(Records for processing Opens)
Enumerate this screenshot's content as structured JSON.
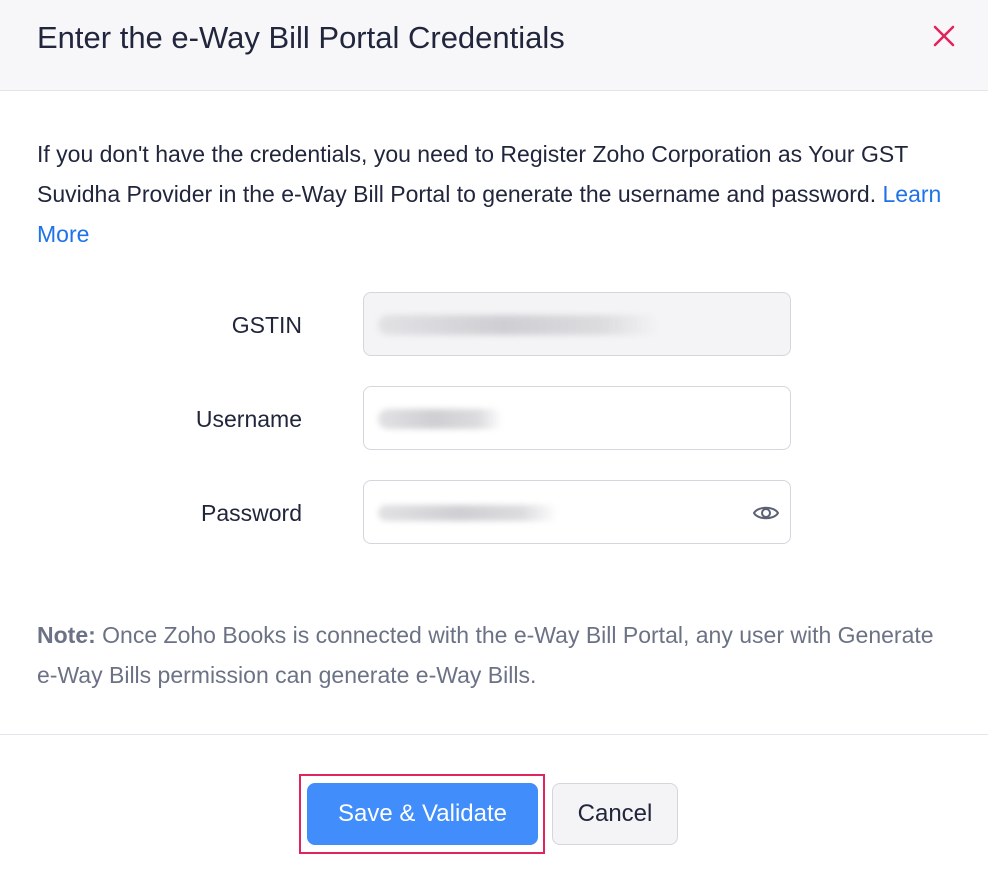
{
  "dialog": {
    "title": "Enter the e-Way Bill Portal Credentials",
    "close_icon": "close-icon",
    "close_color": "#e0245e"
  },
  "intro": {
    "text": "If you don't have the credentials, you need to Register Zoho Corporation as Your GST Suvidha Provider in the e-Way Bill Portal to generate the username and password.",
    "link_label": "Learn More"
  },
  "form": {
    "gstin_label": "GSTIN",
    "username_label": "Username",
    "password_label": "Password",
    "password_toggle_icon": "eye-icon"
  },
  "note": {
    "prefix": "Note:",
    "text": "Once Zoho Books is connected with the e-Way Bill Portal, any user with Generate e-Way Bills permission can generate e-Way Bills."
  },
  "footer": {
    "save_label": "Save & Validate",
    "cancel_label": "Cancel"
  },
  "colors": {
    "accent": "#408dfb",
    "link": "#1e73e8",
    "highlight": "#e0245e"
  }
}
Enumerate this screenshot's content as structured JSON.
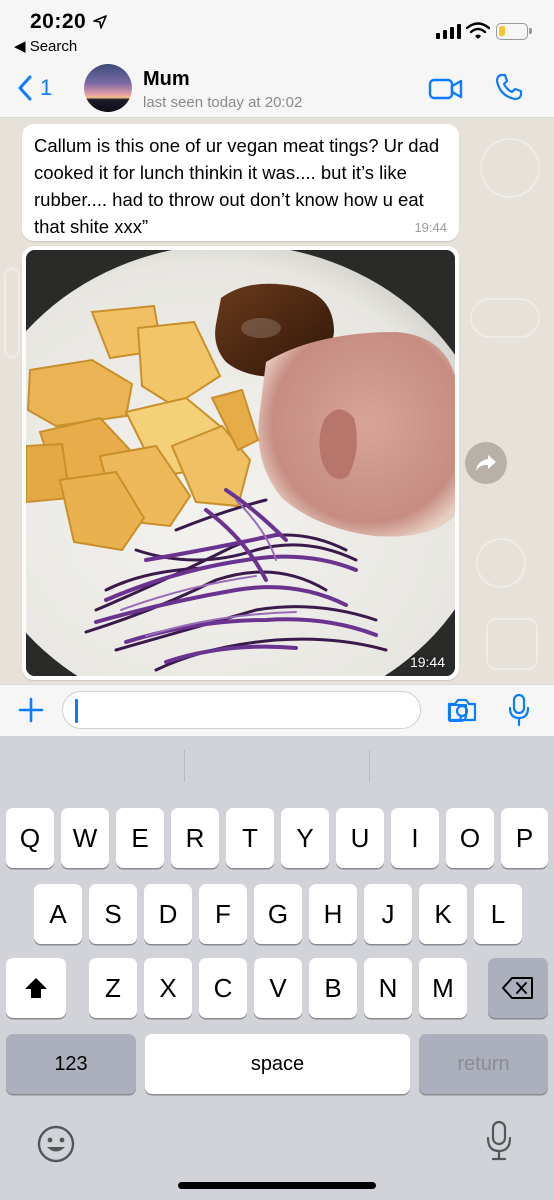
{
  "status": {
    "time": "20:20",
    "back_app": "◀ Search"
  },
  "header": {
    "back_count": "1",
    "contact_name": "Mum",
    "contact_status": "last seen today at 20:02"
  },
  "messages": [
    {
      "type": "text",
      "text": "Callum is this one of ur vegan meat tings? Ur dad cooked it for lunch thinkin it was.... but it’s like rubber.... had to throw out don’t know how u eat that shite xxx”",
      "time": "19:44"
    },
    {
      "type": "image",
      "icon": "food-photo",
      "time": "19:44"
    }
  ],
  "input": {
    "value": "",
    "placeholder": ""
  },
  "keyboard": {
    "row1": [
      "Q",
      "W",
      "E",
      "R",
      "T",
      "Y",
      "U",
      "I",
      "O",
      "P"
    ],
    "row2": [
      "A",
      "S",
      "D",
      "F",
      "G",
      "H",
      "J",
      "K",
      "L"
    ],
    "row3": [
      "Z",
      "X",
      "C",
      "V",
      "B",
      "N",
      "M"
    ],
    "numbers_label": "123",
    "space_label": "space",
    "return_label": "return"
  },
  "colors": {
    "accent": "#0a7cff",
    "chat_bg": "#e6e1d9",
    "keyboard_bg": "#d1d3d9"
  }
}
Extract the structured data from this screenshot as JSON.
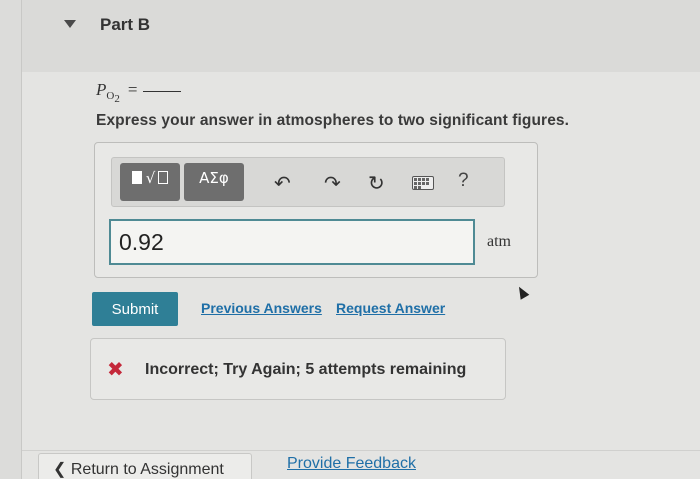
{
  "part": {
    "title": "Part B"
  },
  "question": {
    "symbol": "P",
    "subscript": "O",
    "subscript2": "2",
    "equals": "="
  },
  "instruction": "Express your answer in atmospheres to two significant figures.",
  "toolbar": {
    "math_template_label": "√",
    "greek_label": "ΑΣφ",
    "undo_icon": "↶",
    "redo_icon": "↷",
    "reset_icon": "↻",
    "help_label": "?"
  },
  "answer": {
    "value": "0.92",
    "unit": "atm"
  },
  "actions": {
    "submit_label": "Submit",
    "previous_answers_label": "Previous Answers",
    "request_answer_label": "Request Answer"
  },
  "feedback": {
    "icon": "✖",
    "message": "Incorrect; Try Again; 5 attempts remaining",
    "color": "#c4283a"
  },
  "footer": {
    "return_label": "Return to Assignment",
    "return_chevron": "❮",
    "provide_feedback_label": "Provide Feedback"
  },
  "colors": {
    "accent": "#2f7f96",
    "link": "#1f6fa7",
    "input_border": "#4f8a94"
  }
}
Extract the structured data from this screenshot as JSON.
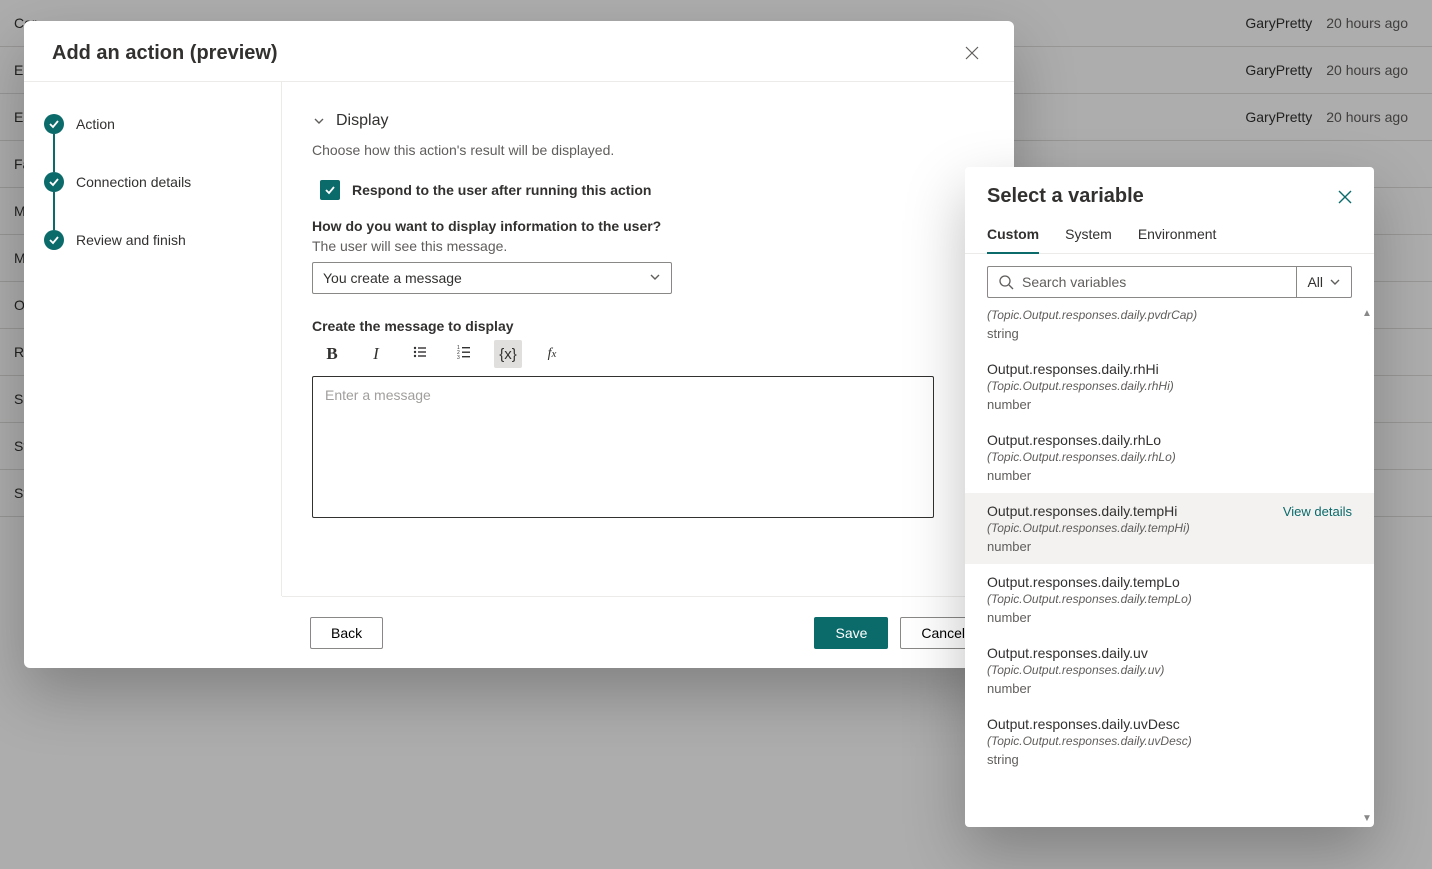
{
  "background_rows": [
    {
      "label": "Cor",
      "author": "GaryPretty",
      "time": "20 hours ago"
    },
    {
      "label": "End",
      "author": "GaryPretty",
      "time": "20 hours ago"
    },
    {
      "label": "Esc",
      "author": "GaryPretty",
      "time": "20 hours ago"
    },
    {
      "label": "Fall",
      "author": "",
      "time": ""
    },
    {
      "label": "MS",
      "author": "",
      "time": ""
    },
    {
      "label": "Mu",
      "author": "",
      "time": ""
    },
    {
      "label": "On",
      "author": "",
      "time": ""
    },
    {
      "label": "Res",
      "author": "",
      "time": ""
    },
    {
      "label": "Sig",
      "author": "",
      "time": ""
    },
    {
      "label": "Sta",
      "author": "",
      "time": ""
    },
    {
      "label": "Sta",
      "author": "",
      "time": ""
    }
  ],
  "modal": {
    "title": "Add an action (preview)",
    "steps": [
      "Action",
      "Connection details",
      "Review and finish"
    ],
    "section": {
      "title": "Display",
      "description": "Choose how this action's result will be displayed.",
      "respond_checkbox": "Respond to the user after running this action",
      "display_question": "How do you want to display information to the user?",
      "display_sub": "The user will see this message.",
      "select_value": "You create a message",
      "create_label": "Create the message to display",
      "editor_placeholder": "Enter a message",
      "toolbar": {
        "bold": "B",
        "italic": "I",
        "variable": "{x}",
        "formula": "fx"
      }
    },
    "footer": {
      "back": "Back",
      "save": "Save",
      "cancel": "Cancel"
    }
  },
  "var_panel": {
    "title": "Select a variable",
    "tabs": [
      "Custom",
      "System",
      "Environment"
    ],
    "search_placeholder": "Search variables",
    "filter_label": "All",
    "view_details": "View details",
    "items": [
      {
        "name": "",
        "path": "(Topic.Output.responses.daily.pvdrCap)",
        "type": "string",
        "hovered": false,
        "view": false,
        "truncated_top": true
      },
      {
        "name": "Output.responses.daily.rhHi",
        "path": "(Topic.Output.responses.daily.rhHi)",
        "type": "number",
        "hovered": false,
        "view": false
      },
      {
        "name": "Output.responses.daily.rhLo",
        "path": "(Topic.Output.responses.daily.rhLo)",
        "type": "number",
        "hovered": false,
        "view": false
      },
      {
        "name": "Output.responses.daily.tempHi",
        "path": "(Topic.Output.responses.daily.tempHi)",
        "type": "number",
        "hovered": true,
        "view": true
      },
      {
        "name": "Output.responses.daily.tempLo",
        "path": "(Topic.Output.responses.daily.tempLo)",
        "type": "number",
        "hovered": false,
        "view": false
      },
      {
        "name": "Output.responses.daily.uv",
        "path": "(Topic.Output.responses.daily.uv)",
        "type": "number",
        "hovered": false,
        "view": false
      },
      {
        "name": "Output.responses.daily.uvDesc",
        "path": "(Topic.Output.responses.daily.uvDesc)",
        "type": "string",
        "hovered": false,
        "view": false
      }
    ]
  }
}
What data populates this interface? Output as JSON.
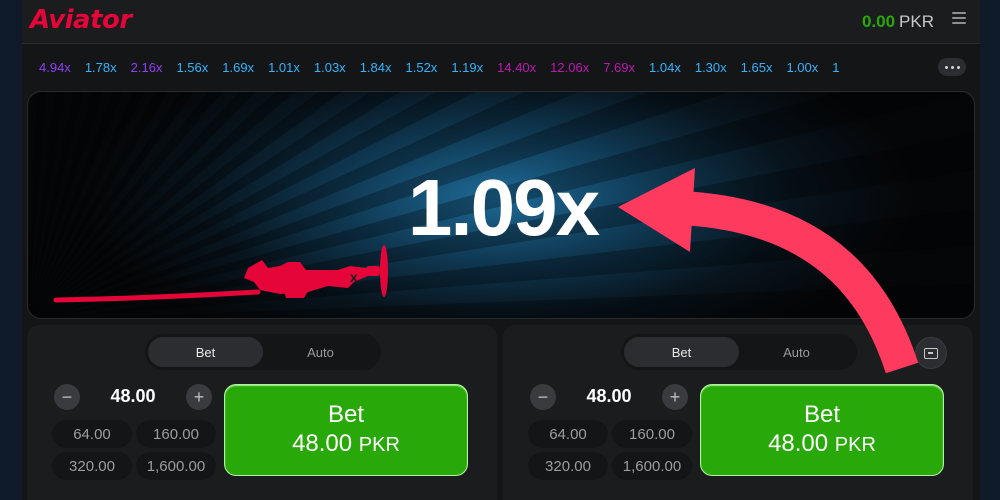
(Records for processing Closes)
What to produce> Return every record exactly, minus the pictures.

Reply to the task>
Enumerate this screenshot's content as structured JSON.
{
  "dialog": {
    "title": "Enter the e-Way Bill Portal Credentials",
    "close_icon": "close-icon",
    "close_color": "#e0245e"
  },
  "intro": {
    "text": "If you don't have the credentials, you need to Register Zoho Corporation as Your GST Suvidha Provider in the e-Way Bill Portal to generate the username and password.",
    "link_label": "Learn More"
  },
  "form": {
    "gstin_label": "GSTIN",
    "username_label": "Username",
    "password_label": "Password",
    "password_toggle_icon": "eye-icon"
  },
  "note": {
    "prefix": "Note:",
    "text": "Once Zoho Books is connected with the e-Way Bill Portal, any user with Generate e-Way Bills permission can generate e-Way Bills."
  },
  "footer": {
    "save_label": "Save & Validate",
    "cancel_label": "Cancel"
  },
  "colors": {
    "accent": "#408dfb",
    "link": "#1e73e8",
    "highlight": "#e0245e"
  }
}
Enumerate this screenshot's content as structured JSON.
{
  "status": {
    "time": "20:20",
    "back_app": "◀ Search"
  },
  "header": {
    "back_count": "1",
    "contact_name": "Mum",
    "contact_status": "last seen today at 20:02"
  },
  "messages": [
    {
      "type": "text",
      "text": "Callum is this one of ur vegan meat tings? Ur dad cooked it for lunch thinkin it was.... but it’s like rubber.... had to throw out don’t know how u eat that shite xxx”",
      "time": "19:44"
    },
    {
      "type": "image",
      "icon": "food-photo",
      "time": "19:44"
    }
  ],
  "input": {
    "value": "",
    "placeholder": ""
  },
  "keyboard": {
    "row1": [
      "Q",
      "W",
      "E",
      "R",
      "T",
      "Y",
      "U",
      "I",
      "O",
      "P"
    ],
    "row2": [
      "A",
      "S",
      "D",
      "F",
      "G",
      "H",
      "J",
      "K",
      "L"
    ],
    "row3": [
      "Z",
      "X",
      "C",
      "V",
      "B",
      "N",
      "M"
    ],
    "numbers_label": "123",
    "space_label": "space",
    "return_label": "return"
  },
  "colors": {
    "accent": "#0a7cff",
    "chat_bg": "#e6e1d9",
    "keyboard_bg": "#d1d3d9"
  }
}
Extract the structured data from this screenshot as JSON.
{
  "part": {
    "title": "Part B"
  },
  "question": {
    "symbol": "P",
    "subscript": "O",
    "subscript2": "2",
    "equals": "="
  },
  "instruction": "Express your answer in atmospheres to two significant figures.",
  "toolbar": {
    "math_template_label": "√",
    "greek_label": "ΑΣφ",
    "undo_icon": "↶",
    "redo_icon": "↷",
    "reset_icon": "↻",
    "help_label": "?"
  },
  "answer": {
    "value": "0.92",
    "unit": "atm"
  },
  "actions": {
    "submit_label": "Submit",
    "previous_answers_label": "Previous Answers",
    "request_answer_label": "Request Answer"
  },
  "feedback": {
    "icon": "✖",
    "message": "Incorrect; Try Again; 5 attempts remaining",
    "color": "#c4283a"
  },
  "footer": {
    "return_label": "Return to Assignment",
    "return_chevron": "❮",
    "provide_feedback_label": "Provide Feedback"
  },
  "colors": {
    "accent": "#2f7f96",
    "link": "#1f6fa7",
    "input_border": "#4f8a94"
  }
}
Extract the structured data from this screenshot as JSON.
{
  "background_rows": [
    {
      "label": "Cor",
      "author": "GaryPretty",
      "time": "20 hours ago"
    },
    {
      "label": "End",
      "author": "GaryPretty",
      "time": "20 hours ago"
    },
    {
      "label": "Esc",
      "author": "GaryPretty",
      "time": "20 hours ago"
    },
    {
      "label": "Fall",
      "author": "",
      "time": ""
    },
    {
      "label": "MS",
      "author": "",
      "time": ""
    },
    {
      "label": "Mu",
      "author": "",
      "time": ""
    },
    {
      "label": "On",
      "author": "",
      "time": ""
    },
    {
      "label": "Res",
      "author": "",
      "time": ""
    },
    {
      "label": "Sig",
      "author": "",
      "time": ""
    },
    {
      "label": "Sta",
      "author": "",
      "time": ""
    },
    {
      "label": "Sta",
      "author": "",
      "time": ""
    }
  ],
  "modal": {
    "title": "Add an action (preview)",
    "steps": [
      "Action",
      "Connection details",
      "Review and finish"
    ],
    "section": {
      "title": "Display",
      "description": "Choose how this action's result will be displayed.",
      "respond_checkbox": "Respond to the user after running this action",
      "display_question": "How do you want to display information to the user?",
      "display_sub": "The user will see this message.",
      "select_value": "You create a message",
      "create_label": "Create the message to display",
      "editor_placeholder": "Enter a message",
      "toolbar": {
        "bold": "B",
        "italic": "I",
        "variable": "{x}",
        "formula": "fx"
      }
    },
    "footer": {
      "back": "Back",
      "save": "Save",
      "cancel": "Cancel"
    }
  },
  "var_panel": {
    "title": "Select a variable",
    "tabs": [
      "Custom",
      "System",
      "Environment"
    ],
    "search_placeholder": "Search variables",
    "filter_label": "All",
    "view_details": "View details",
    "items": [
      {
        "name": "",
        "path": "(Topic.Output.responses.daily.pvdrCap)",
        "type": "string",
        "hovered": false,
        "view": false,
        "truncated_top": true
      },
      {
        "name": "Output.responses.daily.rhHi",
        "path": "(Topic.Output.responses.daily.rhHi)",
        "type": "number",
        "hovered": false,
        "view": false
      },
      {
        "name": "Output.responses.daily.rhLo",
        "path": "(Topic.Output.responses.daily.rhLo)",
        "type": "number",
        "hovered": false,
        "view": false
      },
      {
        "name": "Output.responses.daily.tempHi",
        "path": "(Topic.Output.responses.daily.tempHi)",
        "type": "number",
        "hovered": true,
        "view": true
      },
      {
        "name": "Output.responses.daily.tempLo",
        "path": "(Topic.Output.responses.daily.tempLo)",
        "type": "number",
        "hovered": false,
        "view": false
      },
      {
        "name": "Output.responses.daily.uv",
        "path": "(Topic.Output.responses.daily.uv)",
        "type": "number",
        "hovered": false,
        "view": false
      },
      {
        "name": "Output.responses.daily.uvDesc",
        "path": "(Topic.Output.responses.daily.uvDesc)",
        "type": "string",
        "hovered": false,
        "view": false
      }
    ]
  }
}
What data populates this interface? Output as JSON.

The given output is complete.